President Reagan's decision to wipe out the Pentagon's projected 7.6 percent pay raise in October for the 2.1 million men and women in uniform represents the biggest setback Defense Secretary Caspar W. Weinberger has suffered since taking office two years ago, Pentagon officials said yesterday.
They said Weinberger has feared that denying the raises could discourage high quality young people from joining the all-volunteer Army, Navy, Air Force and Marine Corps, and prompt those already in service who possess the most critical and saleable skills to leave for private industry.

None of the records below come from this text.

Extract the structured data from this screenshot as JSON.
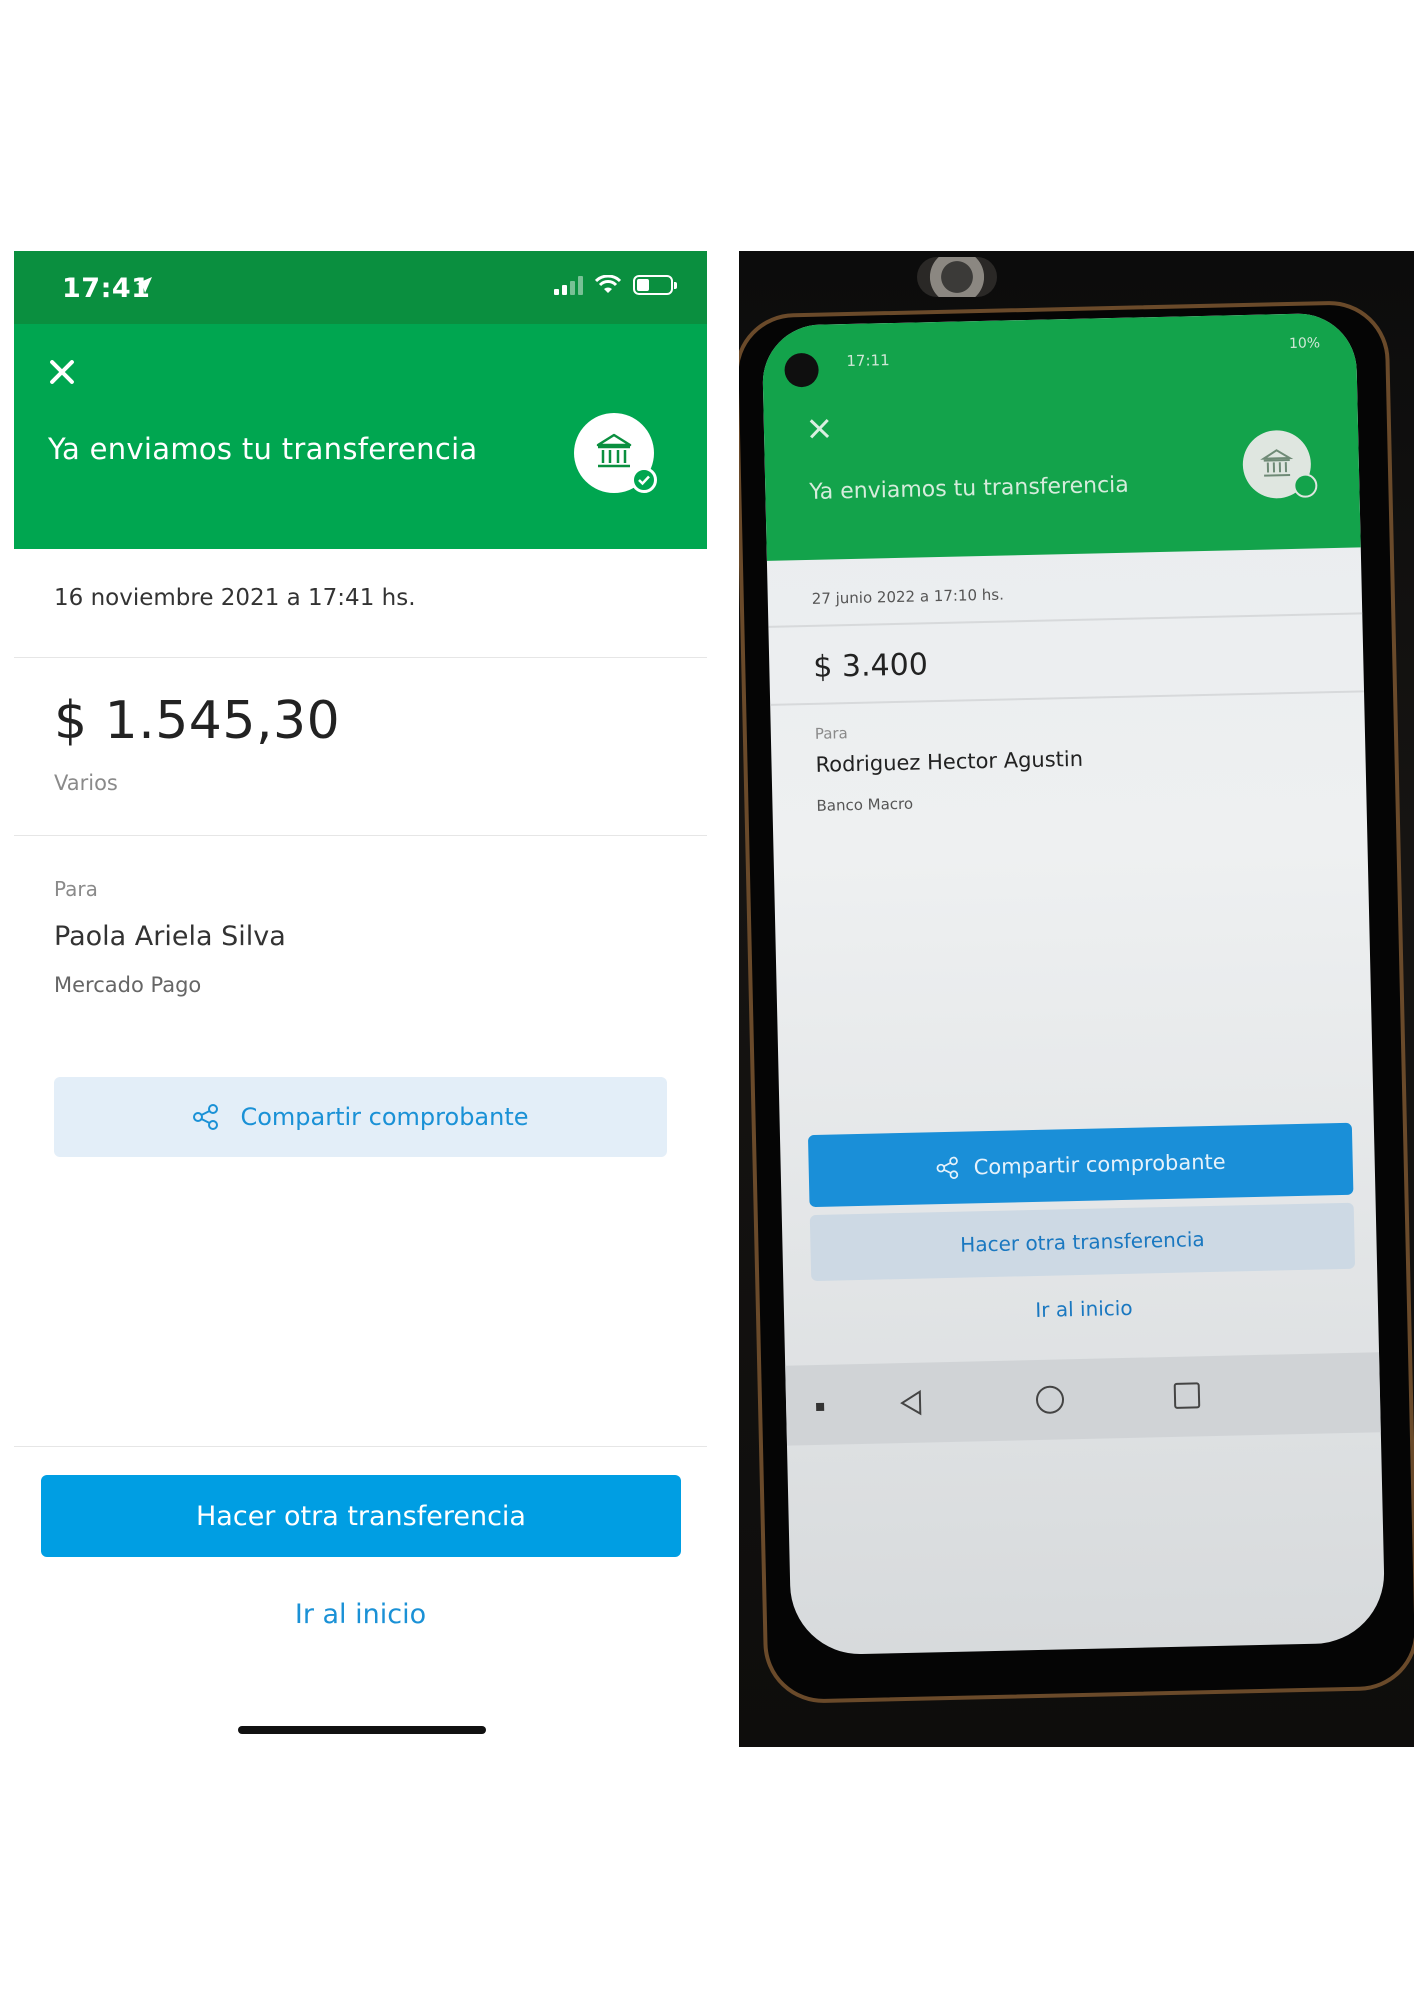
{
  "left": {
    "status_bar": {
      "time": "17:41"
    },
    "header": {
      "title": "Ya enviamos tu transferencia",
      "icons": [
        "close-icon",
        "bank-icon",
        "check-icon"
      ]
    },
    "date": "16 noviembre 2021 a 17:41 hs.",
    "amount": "$ 1.545,30",
    "concept": "Varios",
    "recipient": {
      "label": "Para",
      "name": "Paola Ariela Silva",
      "bank": "Mercado Pago"
    },
    "share_button": "Compartir comprobante",
    "primary_button": "Hacer otra transferencia",
    "home_link": "Ir al inicio",
    "colors": {
      "status_green": "#0a8f3f",
      "header_green": "#00a650",
      "blue": "#009ee3"
    }
  },
  "right": {
    "status_bar": {
      "time": "17:11",
      "battery": "10%"
    },
    "header": {
      "title": "Ya enviamos tu transferencia"
    },
    "date": "27 junio 2022 a 17:10 hs.",
    "amount": "$ 3.400",
    "recipient": {
      "label": "Para",
      "name": "Rodriguez Hector Agustin",
      "bank": "Banco Macro"
    },
    "share_button": "Compartir comprobante",
    "another_button": "Hacer otra transferencia",
    "home_link": "Ir al inicio"
  }
}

"Cap was really down about it when he came back from that meeting," said one defense executive after the Monday White House review when Reagan decided to go along with his Office of Management and Budget recommendation and give no pay raise to either military or civilian employes of the government for fiscal 1984.
"He fought for keeping in at least a 4 percent raise," said a knowledgeable administration official in describing Weinberger's last stand on the pay issue. Congress had approved a 4 percent raise for this year and recommended similar pay increases for fiscal 1984 and 1985.

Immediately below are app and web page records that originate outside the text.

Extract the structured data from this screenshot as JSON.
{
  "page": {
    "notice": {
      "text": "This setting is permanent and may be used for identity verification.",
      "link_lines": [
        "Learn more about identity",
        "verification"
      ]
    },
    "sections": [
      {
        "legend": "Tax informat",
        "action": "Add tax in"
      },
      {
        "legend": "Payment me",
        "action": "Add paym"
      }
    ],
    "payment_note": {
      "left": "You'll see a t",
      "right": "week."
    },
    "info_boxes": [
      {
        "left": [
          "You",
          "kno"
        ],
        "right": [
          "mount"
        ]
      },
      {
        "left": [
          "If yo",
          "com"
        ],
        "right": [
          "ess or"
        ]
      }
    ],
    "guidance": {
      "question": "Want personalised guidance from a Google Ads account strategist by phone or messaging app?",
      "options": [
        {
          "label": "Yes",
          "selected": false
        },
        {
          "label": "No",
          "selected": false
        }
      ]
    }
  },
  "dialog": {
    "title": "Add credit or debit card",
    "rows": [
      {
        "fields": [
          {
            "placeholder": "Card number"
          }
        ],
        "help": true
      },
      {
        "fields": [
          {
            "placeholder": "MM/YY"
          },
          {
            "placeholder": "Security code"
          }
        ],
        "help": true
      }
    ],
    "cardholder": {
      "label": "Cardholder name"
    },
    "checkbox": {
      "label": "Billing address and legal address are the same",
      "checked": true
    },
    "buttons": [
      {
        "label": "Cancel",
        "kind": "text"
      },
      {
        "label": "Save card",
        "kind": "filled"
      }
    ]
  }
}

Weinberger has been telling Army, Navy, Air Force and Marine personnel all over the world the past two years that their pay during previous administrations was "disgraceful."
He indicated that helping them keep pace with inflation was one of his solemn obligations as defense secretary.
Weinberger also told congressional committees that they either had to keep up military salaries or see the national experiment known as the All-Volunteer Force go to ruin. His message to lawmakers was that if they did not finance it generously, they would have to resign themselves to a return of the draft, which Weinberger and Reagan have opposed.
Until now, he had gotten his way with the White House and, with the exception of seeing the proposed 8 percent military pay raise halved last year, in Congress. At Monday's White House meeting the agenda turned out to be stacked against Weinberger, according to administration officials.
The first category put on the chopping block was so-called entitlements, officials said, including military retirement pay and veterans benefits. Once it was decided to trim there, an official said, a link was forged to the next item on the agenda, which was pay for active duty military people and government workers.
According to informed officials, the argument made was how could entitlements for military retirees and veterans be cut without forgoing projected pay raises for those on active duty as well?
Reagan, according to one official, saw the connection and "very reluctantly" agreed that pay raises had to be sacrificed for fiscal 1984 to help reduce the federal budget deficit. Once the president had the linkage in his mind, the official said, "Cap never really had a chance. It's the one big thing he has lost."
Forgoing pay raises for the 2.1 million men and women in uniform, the 993,000 civilians on the Pentagon payroll and roughly l million reservists who are paid for the weekends they train will save about $5 billion in spending in fiscal 1984, according to preliminary estimates. This is more than half the $8 billion spending reduction Reagan approved for the Defense Department in the reappraisal of his fiscal 1984 budget.
By scrapping the military pay raise, Reagan and Weinberger may have created a credibility problem with one of their staunchest constituencies, the military community. Weinberger realizes this, aides said, and is trying to limit the damage by passing the word that he will fight to get back some of the pay raise in next year's battle of the budget.
It is an open secret within the Pentagon that some military and civilian officials would rather have seen Reagan cancel or stretch out some weapons programs than endanger the administration's biggest military success story, the rejuvenated All-Volunteer Force.
Officials from the Pentagon and White House gave opposite views when asked if Weinberger went along with scrapping the pay raises in the conviction that Congress would restore them.
"The administration did the hardest thing for politicians to do, deny the boys their raises," said one Pentagon official. "Congress won't restore those raises. They'll go on from there and cut programs," meaning big ticket items such as tanks, ships and missiles. "This could get OMB the $20 billion cut they have wanted all along."
Weinberger said Tuesday that the defense budget would be reduced by $11.3 billion in budget authority--money Congress would appropriate for use in fiscal 1984 and later years--and $8 billion in fiscal 1984 spending.
Cutting more from the fiscal 1984 budget authority request would reduce spending in later years when OMB fears the deficit would be much higher than $200 billion unless drastic actions are taken now.
A White House official giving the opposite interpretation theorized that Weinberger expects that Congress will vote pay raises for the military this year and make up for it by cutting weapons accounts, something the lawmakers might do anyhow.
He conceded, however, that powerful lobbying groups which traditionally protect military benefits will be up against the argument that everyone--civilian government workers and military alike--must make unusual sacrifices this year to help the national economy.
The fact that Weinberger has started talking about the need for "sacrifice" suggests he is not playing the Washington game but is trying to salvage as much as he can from his first big defeat in the struggle for the mind of the president.